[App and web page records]

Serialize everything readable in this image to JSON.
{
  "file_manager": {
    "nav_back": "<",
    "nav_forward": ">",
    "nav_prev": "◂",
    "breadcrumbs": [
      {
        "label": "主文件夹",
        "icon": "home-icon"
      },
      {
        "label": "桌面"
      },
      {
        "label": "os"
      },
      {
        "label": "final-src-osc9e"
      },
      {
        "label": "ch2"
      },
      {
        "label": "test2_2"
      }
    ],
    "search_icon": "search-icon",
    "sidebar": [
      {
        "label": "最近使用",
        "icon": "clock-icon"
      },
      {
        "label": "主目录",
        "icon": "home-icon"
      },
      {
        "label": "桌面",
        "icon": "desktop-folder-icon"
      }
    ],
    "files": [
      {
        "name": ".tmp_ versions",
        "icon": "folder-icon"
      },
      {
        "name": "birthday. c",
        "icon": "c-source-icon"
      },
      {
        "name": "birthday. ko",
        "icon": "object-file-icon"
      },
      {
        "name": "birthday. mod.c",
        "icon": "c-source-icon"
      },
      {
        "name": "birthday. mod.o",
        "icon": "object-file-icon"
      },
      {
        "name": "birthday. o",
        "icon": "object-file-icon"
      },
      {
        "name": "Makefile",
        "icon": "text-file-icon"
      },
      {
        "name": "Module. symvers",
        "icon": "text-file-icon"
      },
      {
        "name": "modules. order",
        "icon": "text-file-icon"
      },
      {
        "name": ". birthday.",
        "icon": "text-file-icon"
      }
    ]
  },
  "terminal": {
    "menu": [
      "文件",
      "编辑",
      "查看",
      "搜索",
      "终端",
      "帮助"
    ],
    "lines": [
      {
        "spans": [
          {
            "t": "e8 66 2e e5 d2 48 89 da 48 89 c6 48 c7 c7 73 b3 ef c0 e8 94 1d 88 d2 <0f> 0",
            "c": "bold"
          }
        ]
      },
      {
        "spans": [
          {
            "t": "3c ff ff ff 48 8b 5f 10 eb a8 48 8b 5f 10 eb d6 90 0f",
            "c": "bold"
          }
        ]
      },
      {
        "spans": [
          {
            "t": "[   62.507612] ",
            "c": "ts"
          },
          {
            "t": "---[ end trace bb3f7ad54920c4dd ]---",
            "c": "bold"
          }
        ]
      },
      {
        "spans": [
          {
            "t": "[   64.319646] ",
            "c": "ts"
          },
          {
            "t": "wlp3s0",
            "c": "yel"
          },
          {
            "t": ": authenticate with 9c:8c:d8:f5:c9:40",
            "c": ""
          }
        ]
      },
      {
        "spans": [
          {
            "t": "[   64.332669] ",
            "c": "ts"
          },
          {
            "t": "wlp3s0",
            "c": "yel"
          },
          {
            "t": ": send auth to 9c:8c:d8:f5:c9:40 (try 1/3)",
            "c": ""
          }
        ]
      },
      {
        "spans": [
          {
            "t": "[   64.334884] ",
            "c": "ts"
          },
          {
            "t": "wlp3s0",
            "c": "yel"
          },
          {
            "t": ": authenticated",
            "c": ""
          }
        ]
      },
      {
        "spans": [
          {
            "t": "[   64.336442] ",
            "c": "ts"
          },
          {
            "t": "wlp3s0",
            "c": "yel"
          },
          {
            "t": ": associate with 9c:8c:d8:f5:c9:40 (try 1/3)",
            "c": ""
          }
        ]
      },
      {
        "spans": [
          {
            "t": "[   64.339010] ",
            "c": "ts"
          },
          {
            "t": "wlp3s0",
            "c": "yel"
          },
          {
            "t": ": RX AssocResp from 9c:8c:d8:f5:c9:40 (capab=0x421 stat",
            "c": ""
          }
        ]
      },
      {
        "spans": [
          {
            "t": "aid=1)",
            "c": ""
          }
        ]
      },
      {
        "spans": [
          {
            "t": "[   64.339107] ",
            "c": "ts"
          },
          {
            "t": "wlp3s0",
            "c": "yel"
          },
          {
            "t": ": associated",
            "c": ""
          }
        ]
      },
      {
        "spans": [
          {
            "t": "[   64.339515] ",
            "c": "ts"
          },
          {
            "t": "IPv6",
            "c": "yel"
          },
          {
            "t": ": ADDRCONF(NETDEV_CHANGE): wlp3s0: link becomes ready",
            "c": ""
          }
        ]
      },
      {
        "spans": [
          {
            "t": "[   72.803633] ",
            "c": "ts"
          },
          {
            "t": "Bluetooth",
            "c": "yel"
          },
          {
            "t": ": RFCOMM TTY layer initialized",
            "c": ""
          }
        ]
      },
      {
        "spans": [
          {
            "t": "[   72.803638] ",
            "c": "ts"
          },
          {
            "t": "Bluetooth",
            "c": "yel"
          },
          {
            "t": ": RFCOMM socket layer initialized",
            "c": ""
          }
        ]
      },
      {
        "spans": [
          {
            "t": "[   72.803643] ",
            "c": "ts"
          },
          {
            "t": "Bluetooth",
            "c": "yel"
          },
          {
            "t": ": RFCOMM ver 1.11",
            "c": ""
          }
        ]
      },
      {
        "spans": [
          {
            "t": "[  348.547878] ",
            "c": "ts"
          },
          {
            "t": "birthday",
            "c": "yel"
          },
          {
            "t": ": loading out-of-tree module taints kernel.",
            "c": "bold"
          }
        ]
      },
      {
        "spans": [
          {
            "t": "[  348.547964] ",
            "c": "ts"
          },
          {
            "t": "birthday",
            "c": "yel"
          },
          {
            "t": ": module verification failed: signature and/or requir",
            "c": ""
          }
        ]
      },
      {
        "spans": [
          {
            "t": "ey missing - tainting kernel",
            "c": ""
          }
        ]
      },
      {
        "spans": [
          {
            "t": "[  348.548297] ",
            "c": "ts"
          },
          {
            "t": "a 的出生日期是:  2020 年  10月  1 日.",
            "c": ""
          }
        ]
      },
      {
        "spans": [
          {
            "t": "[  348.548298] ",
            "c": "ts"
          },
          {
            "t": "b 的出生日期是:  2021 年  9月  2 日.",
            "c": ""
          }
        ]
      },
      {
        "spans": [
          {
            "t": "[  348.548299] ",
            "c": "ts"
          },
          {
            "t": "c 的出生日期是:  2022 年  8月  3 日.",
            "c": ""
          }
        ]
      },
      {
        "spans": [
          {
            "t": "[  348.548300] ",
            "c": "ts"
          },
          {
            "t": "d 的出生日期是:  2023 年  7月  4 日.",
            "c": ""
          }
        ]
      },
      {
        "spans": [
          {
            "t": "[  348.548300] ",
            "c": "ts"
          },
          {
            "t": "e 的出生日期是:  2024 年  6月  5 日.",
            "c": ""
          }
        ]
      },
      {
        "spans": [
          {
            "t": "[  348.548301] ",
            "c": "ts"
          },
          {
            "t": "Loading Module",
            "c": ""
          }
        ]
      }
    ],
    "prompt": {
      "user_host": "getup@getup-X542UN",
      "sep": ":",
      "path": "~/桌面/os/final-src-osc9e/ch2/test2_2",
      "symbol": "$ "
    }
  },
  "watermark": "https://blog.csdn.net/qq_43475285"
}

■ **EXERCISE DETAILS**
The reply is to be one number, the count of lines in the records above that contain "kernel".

■ **EXERCISE ANSWER**
2